[Activity] Please return all the records exactly, with nothing left out.

(Dataset entries)
********************

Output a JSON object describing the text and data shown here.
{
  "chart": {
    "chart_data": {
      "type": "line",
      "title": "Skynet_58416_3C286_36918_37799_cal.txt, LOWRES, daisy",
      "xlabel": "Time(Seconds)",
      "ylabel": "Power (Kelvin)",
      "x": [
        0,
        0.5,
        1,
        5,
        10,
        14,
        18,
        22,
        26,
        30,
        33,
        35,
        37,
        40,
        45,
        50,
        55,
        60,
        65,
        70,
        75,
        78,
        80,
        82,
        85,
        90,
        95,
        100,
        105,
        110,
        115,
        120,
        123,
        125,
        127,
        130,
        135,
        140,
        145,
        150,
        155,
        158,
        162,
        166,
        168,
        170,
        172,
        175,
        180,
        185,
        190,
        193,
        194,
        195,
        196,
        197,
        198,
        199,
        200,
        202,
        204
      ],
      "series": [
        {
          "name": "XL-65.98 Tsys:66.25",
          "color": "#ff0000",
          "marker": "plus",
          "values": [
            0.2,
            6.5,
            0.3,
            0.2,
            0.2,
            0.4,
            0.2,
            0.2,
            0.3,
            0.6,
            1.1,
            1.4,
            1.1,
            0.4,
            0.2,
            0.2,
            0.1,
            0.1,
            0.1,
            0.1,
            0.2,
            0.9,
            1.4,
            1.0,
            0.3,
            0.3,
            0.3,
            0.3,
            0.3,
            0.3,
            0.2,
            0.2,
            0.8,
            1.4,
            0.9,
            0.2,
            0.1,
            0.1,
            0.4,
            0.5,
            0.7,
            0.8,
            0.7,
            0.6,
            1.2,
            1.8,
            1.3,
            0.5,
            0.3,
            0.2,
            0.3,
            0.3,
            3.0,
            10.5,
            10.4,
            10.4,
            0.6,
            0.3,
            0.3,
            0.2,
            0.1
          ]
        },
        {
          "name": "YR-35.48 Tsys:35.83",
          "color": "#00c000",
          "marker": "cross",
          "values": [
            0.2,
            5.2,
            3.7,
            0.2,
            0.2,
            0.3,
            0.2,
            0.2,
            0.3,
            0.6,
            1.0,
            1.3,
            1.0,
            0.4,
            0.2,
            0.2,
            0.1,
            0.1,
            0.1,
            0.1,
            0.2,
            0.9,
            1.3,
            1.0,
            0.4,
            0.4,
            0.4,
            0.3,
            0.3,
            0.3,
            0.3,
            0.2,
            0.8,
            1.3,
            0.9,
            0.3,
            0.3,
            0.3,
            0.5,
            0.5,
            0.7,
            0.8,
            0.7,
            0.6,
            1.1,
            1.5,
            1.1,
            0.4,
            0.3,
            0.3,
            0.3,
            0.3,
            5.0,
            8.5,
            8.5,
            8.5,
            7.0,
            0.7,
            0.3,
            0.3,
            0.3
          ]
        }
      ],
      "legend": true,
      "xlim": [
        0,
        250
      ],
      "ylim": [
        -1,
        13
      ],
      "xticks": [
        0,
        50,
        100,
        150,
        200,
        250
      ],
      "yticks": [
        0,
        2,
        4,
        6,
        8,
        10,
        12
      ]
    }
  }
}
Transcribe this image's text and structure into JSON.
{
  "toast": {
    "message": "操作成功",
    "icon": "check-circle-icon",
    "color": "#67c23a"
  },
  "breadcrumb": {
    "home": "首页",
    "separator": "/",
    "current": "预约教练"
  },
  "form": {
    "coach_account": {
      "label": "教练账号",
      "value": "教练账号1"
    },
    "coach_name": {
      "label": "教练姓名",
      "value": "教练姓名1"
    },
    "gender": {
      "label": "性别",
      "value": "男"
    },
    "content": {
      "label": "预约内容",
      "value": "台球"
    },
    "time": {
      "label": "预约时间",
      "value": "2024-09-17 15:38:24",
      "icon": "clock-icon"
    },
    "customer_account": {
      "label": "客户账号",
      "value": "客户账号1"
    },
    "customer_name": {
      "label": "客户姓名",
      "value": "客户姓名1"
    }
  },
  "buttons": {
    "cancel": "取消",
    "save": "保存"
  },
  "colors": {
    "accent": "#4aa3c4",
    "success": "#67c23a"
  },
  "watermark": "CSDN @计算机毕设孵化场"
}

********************

[Exercise solution]
Output a JSON object describing the text and data shown here.
{
  "chart": {
    "chart_data": {
      "type": "line",
      "title": "Skynet_58416_3C286_36918_37799_cal.txt, LOWRES, daisy",
      "xlabel": "Time(Seconds)",
      "ylabel": "Power (Kelvin)",
      "x": [
        0,
        0.5,
        1,
        5,
        10,
        14,
        18,
        22,
        26,
        30,
        33,
        35,
        37,
        40,
        45,
        50,
        55,
        60,
        65,
        70,
        75,
        78,
        80,
        82,
        85,
        90,
        95,
        100,
        105,
        110,
        115,
        120,
        123,
        125,
        127,
        130,
        135,
        140,
        145,
        150,
        155,
        158,
        162,
        166,
        168,
        170,
        172,
        175,
        180,
        185,
        190,
        193,
        194,
        195,
        196,
        197,
        198,
        199,
        200,
        202,
        204
      ],
      "series": [
        {
          "name": "XL-65.98 Tsys:66.25",
          "color": "#ff0000",
          "marker": "plus",
          "values": [
            0.2,
            6.5,
            0.3,
            0.2,
            0.2,
            0.4,
            0.2,
            0.2,
            0.3,
            0.6,
            1.1,
            1.4,
            1.1,
            0.4,
            0.2,
            0.2,
            0.1,
            0.1,
            0.1,
            0.1,
            0.2,
            0.9,
            1.4,
            1.0,
            0.3,
            0.3,
            0.3,
            0.3,
            0.3,
            0.3,
            0.2,
            0.2,
            0.8,
            1.4,
            0.9,
            0.2,
            0.1,
            0.1,
            0.4,
            0.5,
            0.7,
            0.8,
            0.7,
            0.6,
            1.2,
            1.8,
            1.3,
            0.5,
            0.3,
            0.2,
            0.3,
            0.3,
            3.0,
            10.5,
            10.4,
            10.4,
            0.6,
            0.3,
            0.3,
            0.2,
            0.1
          ]
        },
        {
          "name": "YR-35.48 Tsys:35.83",
          "color": "#00c000",
          "marker": "cross",
          "values": [
            0.2,
            5.2,
            3.7,
            0.2,
            0.2,
            0.3,
            0.2,
            0.2,
            0.3,
            0.6,
            1.0,
            1.3,
            1.0,
            0.4,
            0.2,
            0.2,
            0.1,
            0.1,
            0.1,
            0.1,
            0.2,
            0.9,
            1.3,
            1.0,
            0.4,
            0.4,
            0.4,
            0.3,
            0.3,
            0.3,
            0.3,
            0.2,
            0.8,
            1.3,
            0.9,
            0.3,
            0.3,
            0.3,
            0.5,
            0.5,
            0.7,
            0.8,
            0.7,
            0.6,
            1.1,
            1.5,
            1.1,
            0.4,
            0.3,
            0.3,
            0.3,
            0.3,
            5.0,
            8.5,
            8.5,
            8.5,
            7.0,
            0.7,
            0.3,
            0.3,
            0.3
          ]
        }
      ],
      "legend": true,
      "xlim": [
        0,
        250
      ],
      "ylim": [
        -1,
        13
      ],
      "xticks": [
        0,
        50,
        100,
        150,
        200,
        250
      ],
      "yticks": [
        0,
        2,
        4,
        6,
        8,
        10,
        12
      ]
    }
  }
}
Transcribe this image's text and structure into JSON.
{
  "toast": {
    "message": "操作成功",
    "icon": "check-circle-icon",
    "color": "#67c23a"
  },
  "breadcrumb": {
    "home": "首页",
    "separator": "/",
    "current": "预约教练"
  },
  "form": {
    "coach_account": {
      "label": "教练账号",
      "value": "教练账号1"
    },
    "coach_name": {
      "label": "教练姓名",
      "value": "教练姓名1"
    },
    "gender": {
      "label": "性别",
      "value": "男"
    },
    "content": {
      "label": "预约内容",
      "value": "台球"
    },
    "time": {
      "label": "预约时间",
      "value": "2024-09-17 15:38:24",
      "icon": "clock-icon"
    },
    "customer_account": {
      "label": "客户账号",
      "value": "客户账号1"
    },
    "customer_name": {
      "label": "客户姓名",
      "value": "客户姓名1"
    }
  },
  "buttons": {
    "cancel": "取消",
    "save": "保存"
  },
  "colors": {
    "accent": "#4aa3c4",
    "success": "#67c23a"
  },
  "watermark": "CSDN @计算机毕设孵化场"
}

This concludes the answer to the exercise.